Usually you analyze sonnets 71-74 all toghther, because they all have the same theme: love and aging
"That time of year thou mayist n me behold
When yellow leaves or none, or few do hang.
Upon those boughs which shake against the cold,
Bare ruin'd choirs where late the sweet birds sang."
This is another cycle, but this time addressing almost a hope. An idea that he can see a glowing at the end of the tunnel, or sunset in this case, and that there can be another sunrise later. This creates the theme of raging against the darkness that is sleep. To hope that there will be another sunrise.
This is Shakespeare's realization that death is not a cycle, instead it is like a fire. He must recognize that he has been putting wood into this fire and soon the ashes will be what consumes him and causes him to die.
- Ms. S. Daly, English Literature 12, Classroom., Jan. 2014

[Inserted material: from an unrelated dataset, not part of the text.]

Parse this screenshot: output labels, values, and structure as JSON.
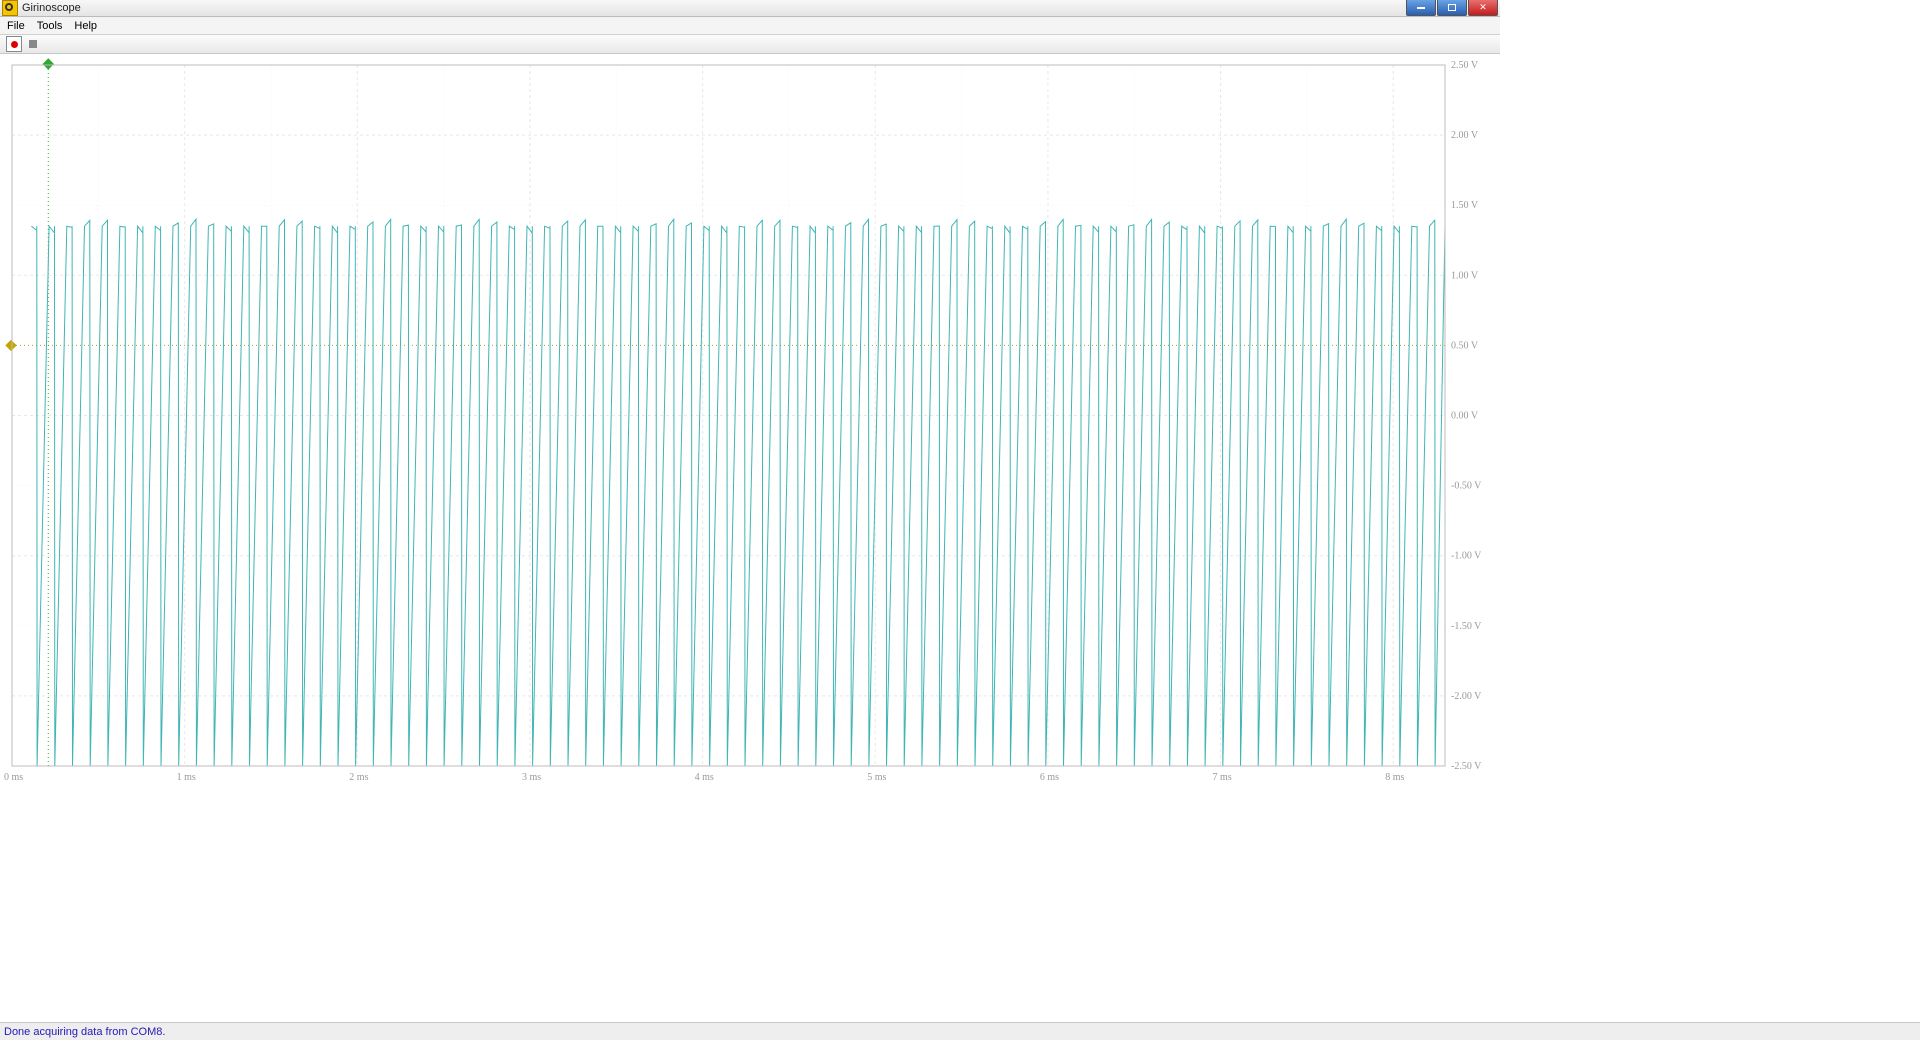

- Shmoop Editorial Team. "Sonnet 73 Theme of Time." Shmoop.com. Shmoop University, Inc., 11 Nov. 2008. Web. Feb. 2014.
- Shakespeares Sonnets Editorial Team. "Sonnet 73." shakespeares-sonnets.com. Oxquarry Books, Ltd., Copyright 2001-2011. Web. Feb. 2014
- Ms. Miller, English 12, Classroom., Feb. 2014

Works Cited
Connotation
Symbols
"That time of year" (1)
"In me thou seest the glowing of such fire," (9)
Both the words "year" and "fire" are symbols of Shakespeares life. This is also expanded further into the metaphor of life and death.
"...twilight of such day" (5)
"...sunset fadeth in the west" (6)
"...by and by black night..." (8)
All of these uses of time of day, sunset and rising,
they are symbols of the cycle (in Shakespeare's mind) of life. How soon death (darkness) will take over again the sun (light) that was life.
Assonance
"Upon those boughs..."(2)
These all have the same vowel sounds,
This gives us the idea of what Shakespeare was feeling. the smooth and rythmic sounds of the "O" allow us to feel the coldness in air of his life.
"....sweet birds sang"(4)
The birds sweet sang is an alteration that creates a sound that you can connect to birds singing.
Alteration
Full transcript